It is advisable to set it to
testing mode. Or you may get kicked out by a random reboot.
--no-action option to ‘the watchdog_options in
/etc/sysconfig/watchdog. This will cause watchdog to only say it’s going to reboot, without actually rebooting.
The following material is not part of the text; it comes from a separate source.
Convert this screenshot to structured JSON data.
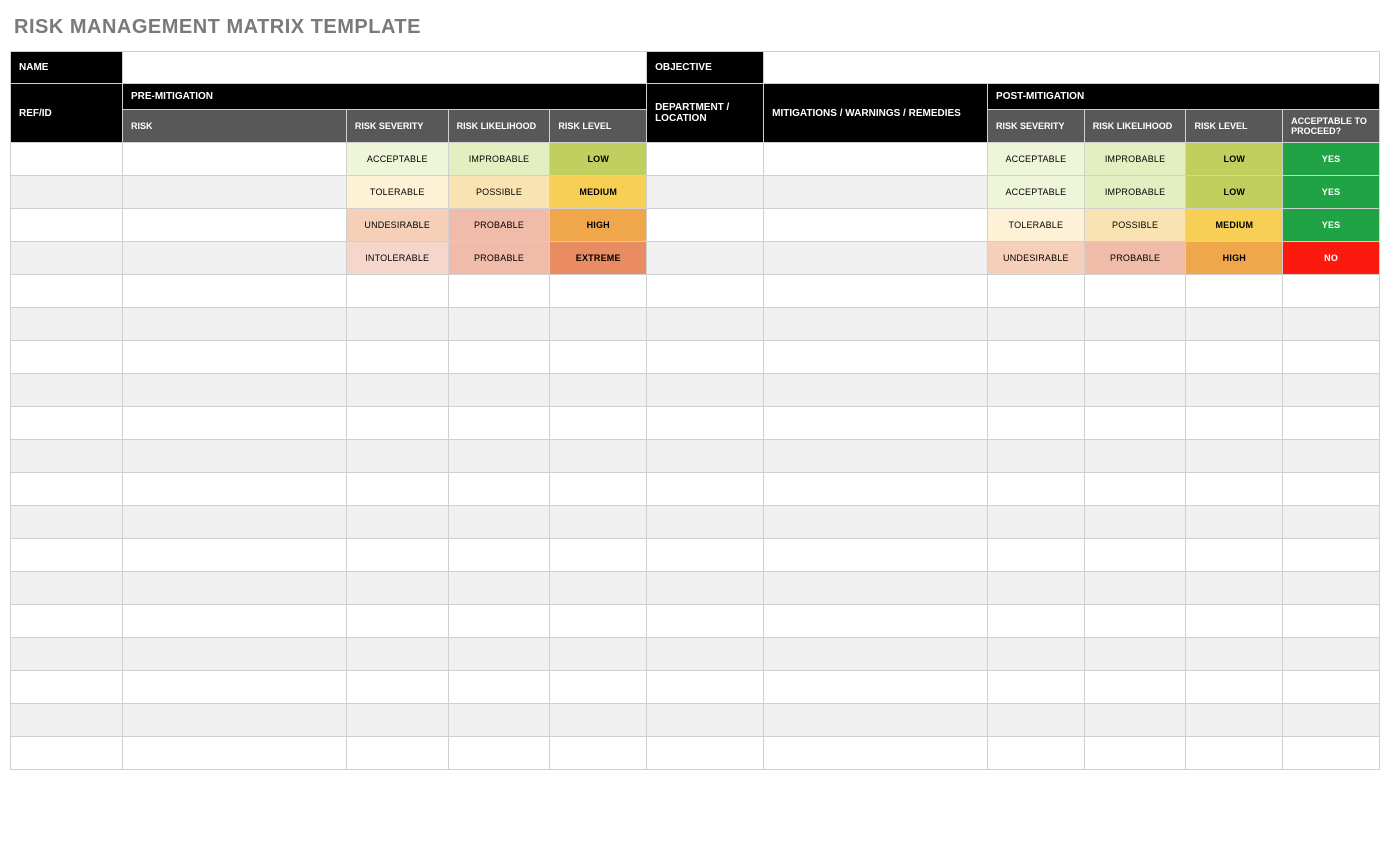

And we will add the
-v option so we can see the checks that are happening.
As a reminder, make sure you’ve disabled the watchdog service, so it won’t keep on rebooting your machine if something is not configured properly.
You may have to add this line, as it’s usually not there.
Now that you’ve configured it, go ahead and start it. (Or restart it if it’s running)
systemctl start watchdog # or service watchdog start
And watch the logs
You should see something like
... watchdog: currently there are 99748 + 1749500 kB of free memory+swap available ... watchdog: got answer on ping=1 from target w.x.y.z time=2.805ms ... watchdog: still alive after 17 interval(s) ... watchdog: current load is 0 0 0
Check that everything is working properly, and fix any errors or problems.
Check watchdog device
If you enabled the watchdog device, then check that the
softdog module was loaded
lsmod | grep softdog
It should list the module in the output.
softdog 16384 2
And check that the watchdog device exists.
Once you’ve got it setup the way you want, and there aren’t any issues, now we get to run it for real. In
/etc/sysconfig/watchdog, either comment out or remove the no action line:
# watchdog_options="-v --no-action"
And restart watchdog
systemctl restart watchdog
Check the logs for any issues. Once you’re set, enable watchdog.
systemctl enable watchdog
And you’re set.
No way out (Optional)
The watchdog device can be configured to always require a write, meaning that it’s countdown can’t be stopped, even if watchdog is shutdown properly. This can prevent someone from shutting down the service, which will close the device, undoing all your hard work.
Or just because you want to.
This is accomplished by using the softdog option
nowayout, making it so once loaded, the countdown cannot be stopped.
Be careful with this option, as it will reboot your machine if you stop the daemon.
watchdog_module option in
/etc/sysconfig/watchdog. Or add it.
If you want to get really serious, you could add it to
/etc/modules-load.d/softdog.conf. However, that means that it will be loaded at system startup. If the watchdog service doesn’t start, the machine gets rebooted.
# /etc/modules-load.d/softdog.conf softdog nowayout
Don’t blindly add that last one. Read the warning above it.
Watchdog is a great addition to help keep the system running, along with the sysctl options for kernel panics.